Anger as '˜surge in demand' leaves 101 calls to Beds Police suspended for TWO HOURS
A 'surge in levels of demand' meant that 101 calls to Beds Police went unanswered for two hours yesterday evening, according to a chief inspector.
It comes just months after the force issued guidance to the public to use the ‘non-life threatening’ 101 service instead of 999.
After news of the suspended service was shared by the force on Twitter yesterday, there was widespread anger from politicians and the public.
Shadow Policing Minister Louise Haigh retweeted the post, adding: “Wow #cutshaveconsequences.”
The chairman of the England & Wales Police Federation, John Apter, posted: “This is reality. This is a Chief Constable trying to manage limited officer numbers against an increasing demand. The sad fact is we have to prioritise. The public are being let down, not by this Chief but by this Prime Minister.
“This is shocking,” tweeted Central Beds Cllr Richard Stay, who represents Caddington.
A former police officer tweeted: “Never thought I’d see the day! So glad I’m out of it but I really do feel for those left behind trying to do their best in such difficult times.”

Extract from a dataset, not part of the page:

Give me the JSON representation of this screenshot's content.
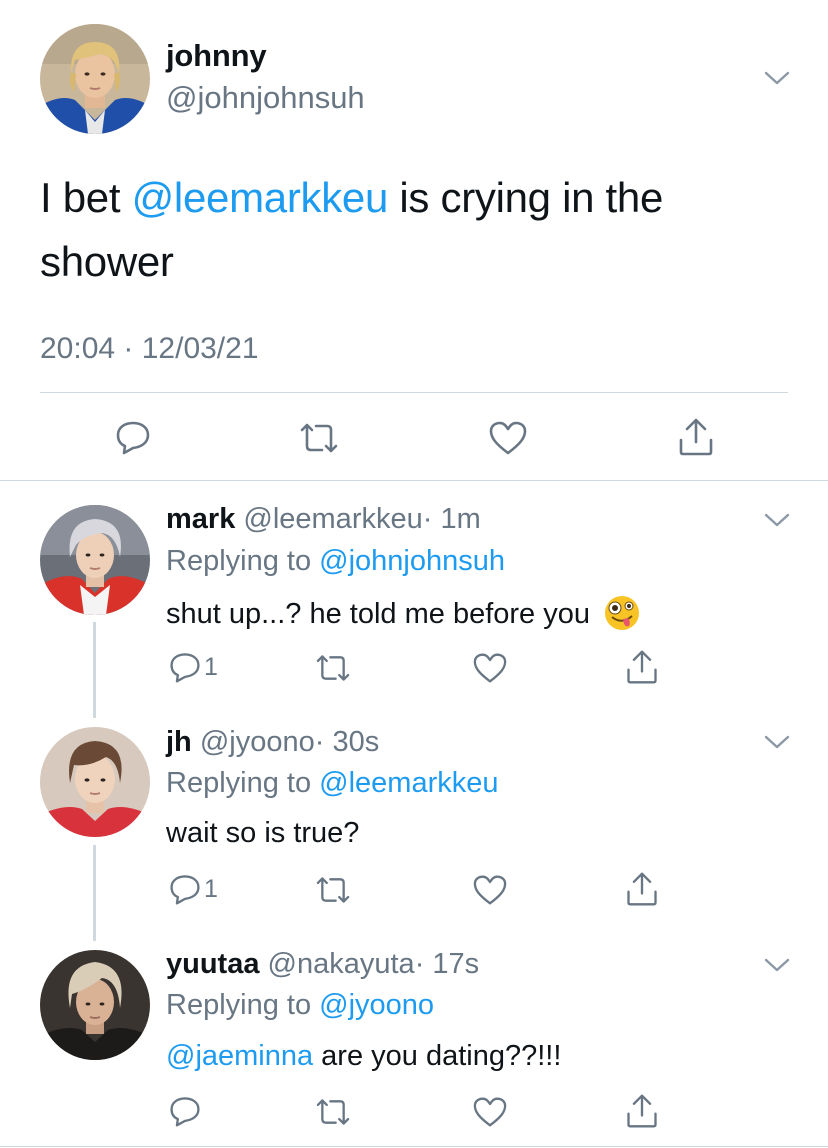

Another person posted: “Poorly funded, overstretched, understaffed and underresourced. Something has got to give. So sorry for those left to deal with this.”
In June, Beds Police issued instructions to the public to use the ‘non-life threateneing’ 101 service instead of 999, in order to prioritise emergency calls.
Today, Chief Inspector Rachael Glendenning said: “On Tuesday evening, our force contact centre received a surge in levels of demand to our 999 and 101 services, which meant for a two-hour period from 8pm, we had to focus our resources on dealing with emergency incidents.
“During this period we briefly suspended our non-emergency 101 service, which allowed operators to prioritise those incidents which needed an immediate police response.
“I’d like to reassure everyone that emergency calls were still being responded to, and we have a number of contingency measures in place to ensure that, even during our busiest periods, emergency calls are being answered.
“Our service has been operating fully since 10pm, and we appreciate the patience and understanding of the public.”